In addition to this, at midseason, Dalton traded local hero Gorman Thomas to the Indians for veteran centerfielder Rick Manning and pitcher Rick Waits. This ripped a big power producer out of the middle of the Brewers lineup.
Despite that, the team managed to keep the division lead in their sights nearly all year. However, a 10-game losing streak in mid-September sealed their fate. The streak, brought on by a horrendous hitting slump, was part of a stretch that saw them lose 18 of 24 games. The Brewers limped home with an 87-75 record to finish 11 games behind the eventual world champion Orioles.
On October 3, the day after Harvey Kuenn finished his only full season as a major league manager, Dalton fired him. The Brewers notified Kuenn of the move on October 1, the day before the team’s final game. Bud Selig offered Kuenn a job as a scout and minor-league hitting instructor with the Brewers.
Kuenn was replaced by Rene Lachemann. In 1984, under Lachemann, the Brewers went 67-94 to finish last in the AL’s Eastern Division. Following the season Dalton fired Lachemann.
Kuenn spent the remainder of his life in his new role as scout and minor-league hitting instructor for the Brewers. He and his wife continued to winter in Arizona. During the summer months, Harvey would travel from Wisconsin, mostly to Chicago, as an advance scout for the Brewers.
On February 28, 1988, Harvey and Audrey were preparing to play golf when Harvey went to use the restroom. When he did not come out for a while, Audrey went to check on him and found him dead. He died of a heart problem that resulted from the poor circulation that had caused him so much trouble over the last twelve years of his life. He was two months past his 57th birthday.
Bob Uecker read the eulogy at Kuenn’s funeral. Six players from the 1982 Brewers served as his pallbearers.

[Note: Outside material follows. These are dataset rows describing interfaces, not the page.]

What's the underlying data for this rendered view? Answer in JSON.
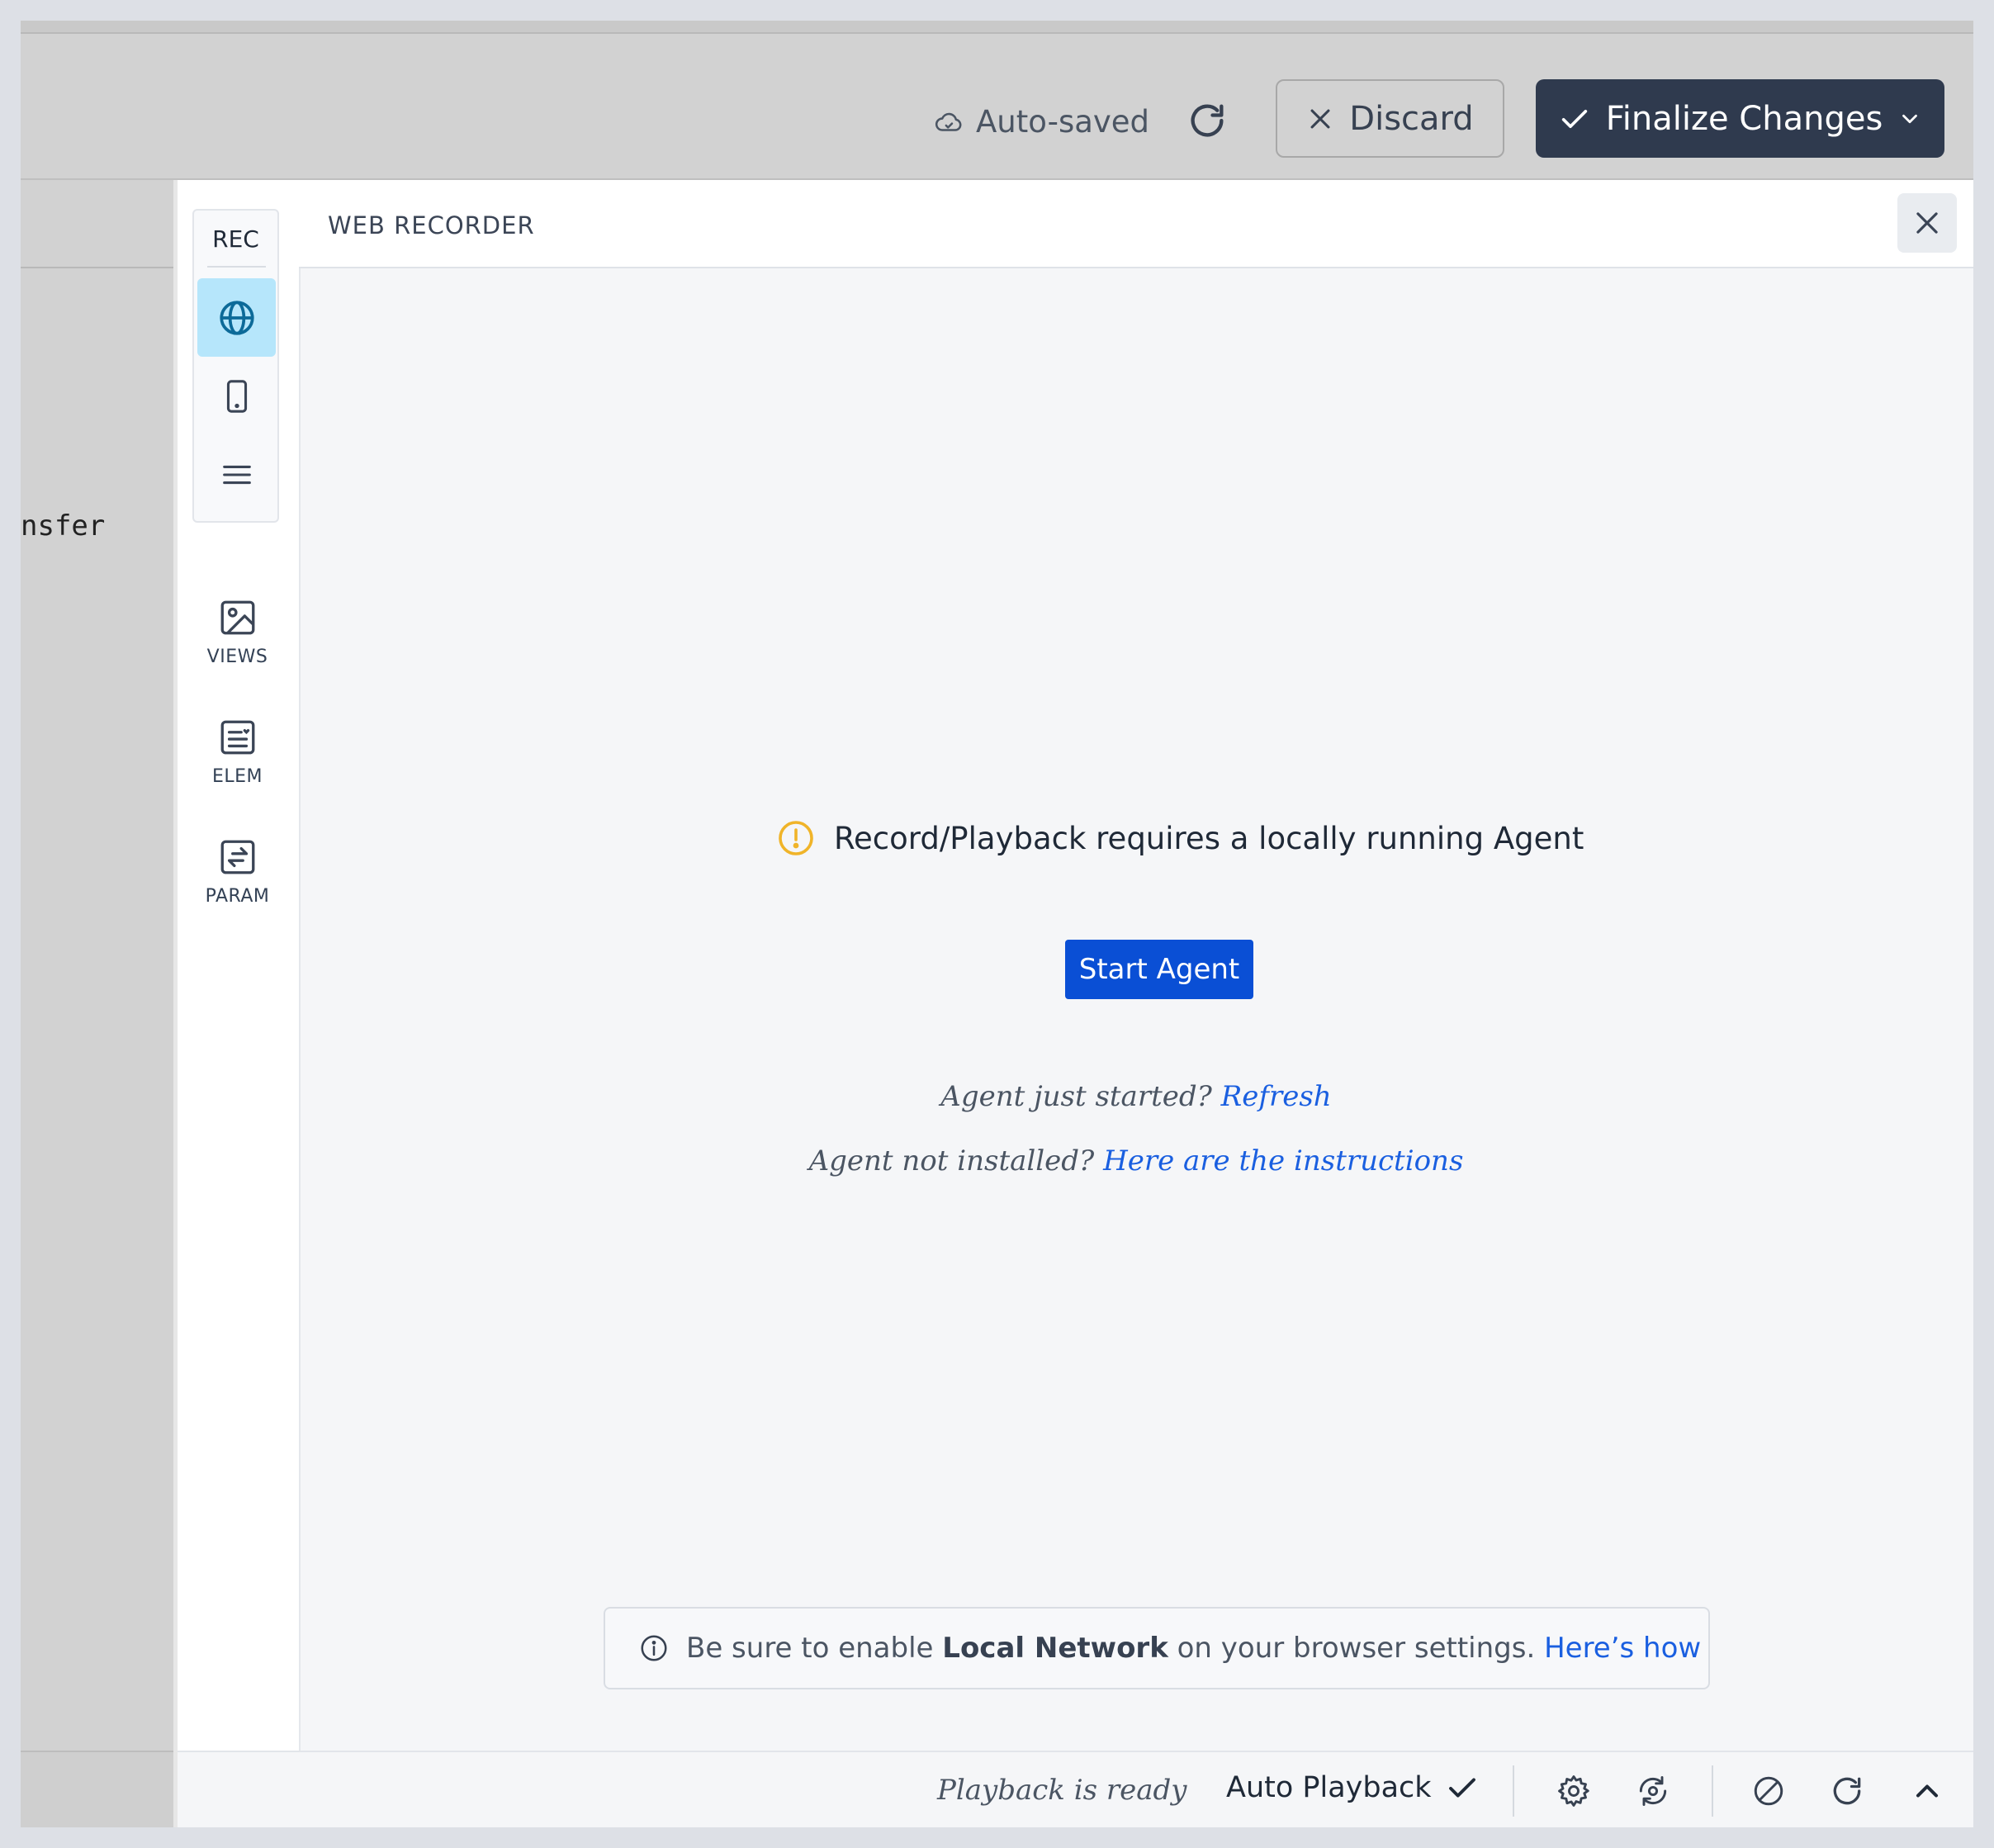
{
  "topbar": {
    "autosaved_label": "Auto-saved",
    "discard_label": "Discard",
    "finalize_label": "Finalize Changes"
  },
  "background": {
    "code_fragment": "nsfer"
  },
  "rail": {
    "rec_label": "REC",
    "views_label": "VIEWS",
    "elem_label": "ELEM",
    "param_label": "PARAM"
  },
  "panel": {
    "title": "WEB RECORDER",
    "warning_message": "Record/Playback requires a locally running Agent",
    "start_agent_label": "Start Agent",
    "hint1_text": "Agent just started?",
    "hint1_link": "Refresh",
    "hint2_text": "Agent not installed?",
    "hint2_link": "Here are the instructions"
  },
  "notice": {
    "prefix": "Be sure to enable",
    "bold": "Local Network",
    "suffix": "on your browser settings.",
    "link": "Here’s how"
  },
  "footer": {
    "status": "Playback is ready",
    "auto_playback_label": "Auto Playback"
  },
  "colors": {
    "primary_dark": "#2f3a4e",
    "primary_blue": "#0a4fd5",
    "link_blue": "#1a5fe0",
    "warning": "#f0b429",
    "active_tab": "#b6e6fb"
  }
}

The University of Wisconsin inducted Kuenn into their Sports Hall of Fame in 1991. He also had his name placed on the Brewer Walk of Fame at Miller Park in 2005.
Kuenn was eligible to have his name placed on the Hall of Fame ballot in 1972. However, when the Brewers activated him in 1971, his appearance on the ballot was delayed by five years. In the 15 years that his name appeared on the ballot, Kuenn never received the necessary 75 percent of the vote needed for enshrinement.
Okrent, Daniel. Nine Innings. New York: Houghton Mifflin Company. 1985.
Pluto, Terry. The Curse of Rocky Colavito: A Loving Look at a Thirty-Year Slump. New York: Simon & Schuster. 1994.
Okrent, Daniel & Steve Wulf. Baseball Anecdotes. New York: Harper Collins. 1989
Dolson, Frank. “The Homer that Made Kuenn Blush.” Baseball Digest, January 1963.
“Garner Wins Three-I VP Prize” The Sporting News, September 10, 1952. 44.
“Mark Big Week in Kid Roundup” The Sporting News, June 18, 1952. 36.
The Sporting News, January 30, 1957, page 11; February 27, 1957, page 20; March 6, 1957, page 16; May 1, 1957; April 30, 1958; January 7, 1959; May 20, 1959; April 10, 1971; September 18, 1971, page 30; and January 1, 1972.
Interview with Audrey Kuenn, January 24, 2010.
Interview with Harvey Kuenn III, December 31, 2009.
Milwaukee Sentinel, June 15, 1952.
Racine (Wisconsin) Journal Times, December 9, 1948.
Rhinelander (Wisconsin) Daily News, October 27, 1948.
Wisconsin State Journal (Madison), August 2, 1949; May 15, 1952; and December 10, 1952.
The Topps Company